In the hot Dutch summer of 2003, an ultralight plane discovered mysteriously green plants in an otherwise barren corn field. It just so happened to be the outlines of the French rampart of 1627 (Franse Schans). The canals around the rampart changed the soil or water flow, making the plants stay green. The English rampart was found earlier near Lievelde and has been fully restored and it can be visited.
The 'Battle of Grolle' is a regular historical reenactment of the siege. It is held in and around Groenlo itself every two years. The event lasts for three days and features a historic battle reenactment and a historic fair. The event was held for the first time in 2005, and since then reenactors from France, Germany, United Kingdom, the Czech Republic as well as the Netherlands have taken part. The latest re-enactment was in October 2019.

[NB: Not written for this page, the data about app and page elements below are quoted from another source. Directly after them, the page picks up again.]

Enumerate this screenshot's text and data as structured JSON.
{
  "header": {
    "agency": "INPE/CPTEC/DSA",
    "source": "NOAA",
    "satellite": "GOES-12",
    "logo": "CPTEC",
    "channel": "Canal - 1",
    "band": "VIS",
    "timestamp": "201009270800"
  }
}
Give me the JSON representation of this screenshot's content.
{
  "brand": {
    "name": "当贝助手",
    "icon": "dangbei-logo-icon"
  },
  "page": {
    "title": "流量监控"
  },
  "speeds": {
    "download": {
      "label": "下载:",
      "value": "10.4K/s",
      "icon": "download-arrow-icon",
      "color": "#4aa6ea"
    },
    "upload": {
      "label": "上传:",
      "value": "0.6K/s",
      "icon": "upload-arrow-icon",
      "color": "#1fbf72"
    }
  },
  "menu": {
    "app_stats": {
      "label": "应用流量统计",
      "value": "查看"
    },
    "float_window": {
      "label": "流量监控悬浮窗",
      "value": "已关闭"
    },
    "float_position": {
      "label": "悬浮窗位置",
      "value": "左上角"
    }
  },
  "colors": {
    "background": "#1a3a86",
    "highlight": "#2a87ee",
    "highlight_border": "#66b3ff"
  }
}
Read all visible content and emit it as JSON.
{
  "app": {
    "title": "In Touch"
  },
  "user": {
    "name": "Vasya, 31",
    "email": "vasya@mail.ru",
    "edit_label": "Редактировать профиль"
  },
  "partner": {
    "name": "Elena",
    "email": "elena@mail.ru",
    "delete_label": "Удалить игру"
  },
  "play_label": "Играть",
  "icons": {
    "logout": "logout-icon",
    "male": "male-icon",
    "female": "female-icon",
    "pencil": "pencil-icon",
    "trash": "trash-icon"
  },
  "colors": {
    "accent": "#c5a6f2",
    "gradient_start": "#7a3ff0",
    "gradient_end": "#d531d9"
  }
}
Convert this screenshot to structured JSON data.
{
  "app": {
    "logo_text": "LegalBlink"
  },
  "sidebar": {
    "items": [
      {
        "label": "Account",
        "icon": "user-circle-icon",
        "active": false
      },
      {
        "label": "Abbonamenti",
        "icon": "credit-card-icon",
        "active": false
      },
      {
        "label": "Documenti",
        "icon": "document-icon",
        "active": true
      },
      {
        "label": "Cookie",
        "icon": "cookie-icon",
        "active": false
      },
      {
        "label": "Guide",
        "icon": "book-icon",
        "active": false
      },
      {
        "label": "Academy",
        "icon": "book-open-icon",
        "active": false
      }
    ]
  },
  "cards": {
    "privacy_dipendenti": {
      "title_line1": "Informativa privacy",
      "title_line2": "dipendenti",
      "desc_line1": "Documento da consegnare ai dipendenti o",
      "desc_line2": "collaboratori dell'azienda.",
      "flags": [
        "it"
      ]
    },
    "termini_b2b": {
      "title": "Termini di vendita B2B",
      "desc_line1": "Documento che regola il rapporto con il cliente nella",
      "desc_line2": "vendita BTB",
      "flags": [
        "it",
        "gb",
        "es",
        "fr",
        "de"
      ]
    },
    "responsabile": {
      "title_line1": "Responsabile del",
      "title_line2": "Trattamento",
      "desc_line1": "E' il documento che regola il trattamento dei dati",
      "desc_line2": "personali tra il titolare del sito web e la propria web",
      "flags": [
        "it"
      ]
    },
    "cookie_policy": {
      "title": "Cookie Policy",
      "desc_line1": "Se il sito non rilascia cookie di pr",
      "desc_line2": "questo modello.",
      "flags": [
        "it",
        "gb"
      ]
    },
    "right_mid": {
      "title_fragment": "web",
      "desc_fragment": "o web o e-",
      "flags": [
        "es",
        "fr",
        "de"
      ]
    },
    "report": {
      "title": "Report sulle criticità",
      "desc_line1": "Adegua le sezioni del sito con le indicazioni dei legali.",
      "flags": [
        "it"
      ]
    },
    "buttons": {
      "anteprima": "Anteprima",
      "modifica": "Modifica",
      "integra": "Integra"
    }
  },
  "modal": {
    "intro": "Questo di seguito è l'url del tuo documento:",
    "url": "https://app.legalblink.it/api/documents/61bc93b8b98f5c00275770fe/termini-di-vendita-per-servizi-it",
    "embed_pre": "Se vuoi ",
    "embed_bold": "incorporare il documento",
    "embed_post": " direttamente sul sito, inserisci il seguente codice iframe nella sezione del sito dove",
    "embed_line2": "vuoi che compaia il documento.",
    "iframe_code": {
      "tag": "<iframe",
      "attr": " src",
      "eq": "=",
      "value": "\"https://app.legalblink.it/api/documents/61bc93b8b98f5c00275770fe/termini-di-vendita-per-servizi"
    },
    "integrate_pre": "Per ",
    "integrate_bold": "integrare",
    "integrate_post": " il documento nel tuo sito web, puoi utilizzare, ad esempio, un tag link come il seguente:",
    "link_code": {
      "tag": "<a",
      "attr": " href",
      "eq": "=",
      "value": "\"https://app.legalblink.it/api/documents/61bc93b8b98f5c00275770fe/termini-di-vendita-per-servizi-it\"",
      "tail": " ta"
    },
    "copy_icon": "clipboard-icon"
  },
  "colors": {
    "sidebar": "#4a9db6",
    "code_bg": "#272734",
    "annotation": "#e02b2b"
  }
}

- Knight, Charles Raleigh: Historical records of The Buffs, East Kent Regiment (3rd Foot) formerly designated the Holland Regiment and Prince George of Denmark's Regiment. Vol I. London, Gale & Polden, 1905, p. 69
- Jaques p. 411
- N.J.Tops Groll in de Zeventiende en Achttiende Eeuw (Groll in the 17th and 18th century): Een kerkelijk en strategisch storende factor in het oosten van de republiek, Groenlose Historic Society, Groenlo, 1992
- Jan Kuys Drostambt en Schoutambt. De Gelderse ambtsorganisatie in het kwartier van Zutphen. (ca. 1200–1543). Hilversum, 1994.
- This article incorporates text from a publication now in the public domain: "Cecil, Edward". Dictionary of National Biography. London: Smith, Elder & Co. 1885–1900.
- Hugo de Groot (1629): Beleegeringh der stadt Grol, translation of Grollae Obsidio by J. Goris, Amsterdam, 1681
- "De Slag Om Grolle". Retrieved 4 May 2018.